Thursday, February 15, 2007

Winter Skies Are Tricky

Winter Skies Are Tricky
by Dave Adalian

Icy February nights aren’t well suited to stargazing, but this winter the Solar System is putting on an early evening show that will have planet hunters back safe and warm at a reasonable hour.

But, when those would-be planet seekers trudge home they may feel frustrated as the skies are presenting a trio of difficult challenges this month.

In early evening since the year began the most brilliant of the planets, Earth’s twin Venus, has shone like a searchlight in the western sky in the hours after sunset. While there’s nothing difficult about finding this fiery gem after dark, those who like a real challenge can search for cloud-covered Venus winking in the deep blue while the Sun is still up.

To find any planet when the Sun is still above the horizon, it’s important to know exactly where to look. The easiest way to know where Venus will be is locating it just after sunset the night before a daytime search.

If that’s too easy, the try looking for Venus about 10 degrees to the left of the Sun--that’s about two widths of a fist held at arm’s length--and about 25 degrees above it--about five fists’ worth. Stand in a shadow to cut down on glare, and do not look directly at the Sun for any reason.

Despite any frustration this may cause, do not attempt to aid a daytime search with binoculars or a telescope because even a brief accidental view of the Sun can cause permanent eye damage or even blindness.

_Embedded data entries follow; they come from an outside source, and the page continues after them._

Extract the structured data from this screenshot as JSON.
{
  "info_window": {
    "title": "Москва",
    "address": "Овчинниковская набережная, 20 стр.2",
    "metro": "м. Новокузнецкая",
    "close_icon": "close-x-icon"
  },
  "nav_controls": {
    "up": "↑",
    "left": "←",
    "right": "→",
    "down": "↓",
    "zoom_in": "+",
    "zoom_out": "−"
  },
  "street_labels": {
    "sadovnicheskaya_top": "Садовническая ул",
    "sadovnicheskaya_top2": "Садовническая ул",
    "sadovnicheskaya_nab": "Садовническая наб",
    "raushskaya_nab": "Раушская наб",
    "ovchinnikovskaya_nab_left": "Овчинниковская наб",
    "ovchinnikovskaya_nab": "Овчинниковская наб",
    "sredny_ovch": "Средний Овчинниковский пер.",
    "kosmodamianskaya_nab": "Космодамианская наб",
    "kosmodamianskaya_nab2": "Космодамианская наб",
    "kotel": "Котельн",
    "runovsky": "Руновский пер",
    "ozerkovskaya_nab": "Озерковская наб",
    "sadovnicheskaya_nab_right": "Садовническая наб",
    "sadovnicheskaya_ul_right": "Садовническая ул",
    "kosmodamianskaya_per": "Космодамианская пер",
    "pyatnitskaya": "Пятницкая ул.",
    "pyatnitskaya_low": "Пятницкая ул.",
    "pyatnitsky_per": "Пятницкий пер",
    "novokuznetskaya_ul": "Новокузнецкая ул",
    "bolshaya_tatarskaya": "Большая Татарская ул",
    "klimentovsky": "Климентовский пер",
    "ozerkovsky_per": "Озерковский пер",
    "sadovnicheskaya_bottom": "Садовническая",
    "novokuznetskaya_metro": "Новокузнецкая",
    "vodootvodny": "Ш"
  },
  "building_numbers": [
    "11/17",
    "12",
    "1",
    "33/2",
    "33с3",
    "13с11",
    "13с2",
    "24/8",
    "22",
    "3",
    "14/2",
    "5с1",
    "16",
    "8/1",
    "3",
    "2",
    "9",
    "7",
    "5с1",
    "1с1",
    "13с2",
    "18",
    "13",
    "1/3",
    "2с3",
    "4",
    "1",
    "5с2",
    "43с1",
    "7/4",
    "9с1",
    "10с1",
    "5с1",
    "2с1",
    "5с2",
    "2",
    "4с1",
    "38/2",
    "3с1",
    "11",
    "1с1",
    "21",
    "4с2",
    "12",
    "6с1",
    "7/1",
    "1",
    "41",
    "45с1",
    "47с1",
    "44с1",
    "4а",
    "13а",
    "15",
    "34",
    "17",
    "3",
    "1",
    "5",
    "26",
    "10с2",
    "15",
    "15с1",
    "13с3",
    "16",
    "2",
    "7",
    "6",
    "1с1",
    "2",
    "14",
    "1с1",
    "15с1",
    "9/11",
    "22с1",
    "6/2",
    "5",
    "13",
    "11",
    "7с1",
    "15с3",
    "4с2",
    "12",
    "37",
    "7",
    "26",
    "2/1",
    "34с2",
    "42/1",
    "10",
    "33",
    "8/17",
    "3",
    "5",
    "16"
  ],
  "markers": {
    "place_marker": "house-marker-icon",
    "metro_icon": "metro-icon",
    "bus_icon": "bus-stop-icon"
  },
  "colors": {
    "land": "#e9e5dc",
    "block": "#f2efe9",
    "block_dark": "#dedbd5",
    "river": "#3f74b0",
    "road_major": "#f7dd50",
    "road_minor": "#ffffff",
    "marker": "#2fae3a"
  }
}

The next challenge has to be completed before Mercury moves back into the Sun’s glare this weekend. The innermost planet has just passed greatest elongation, when it appears farthest from the Sun, and it is visible just above the horizon right after sunset. Because Mercury never rises far from the Sun, it can be difficult to find and many longtime amateur astronomers have never viewed it, making it a feather in the planet hunter’s cap.

The final February planetary challenge is on the other side of the sky, where Saturn is now rising as the Sun sets in the west. To find it among the stars of Leo, look a bright light that doesn’t shimmer like the rest of the stars. The full moon will remove any doubt of Saturn’s identity on March 1 when it rides beside it through the sky all night long.


This column appeared originally in the Visalia (Calif.) Times-Delta on Feb. 15, 2007.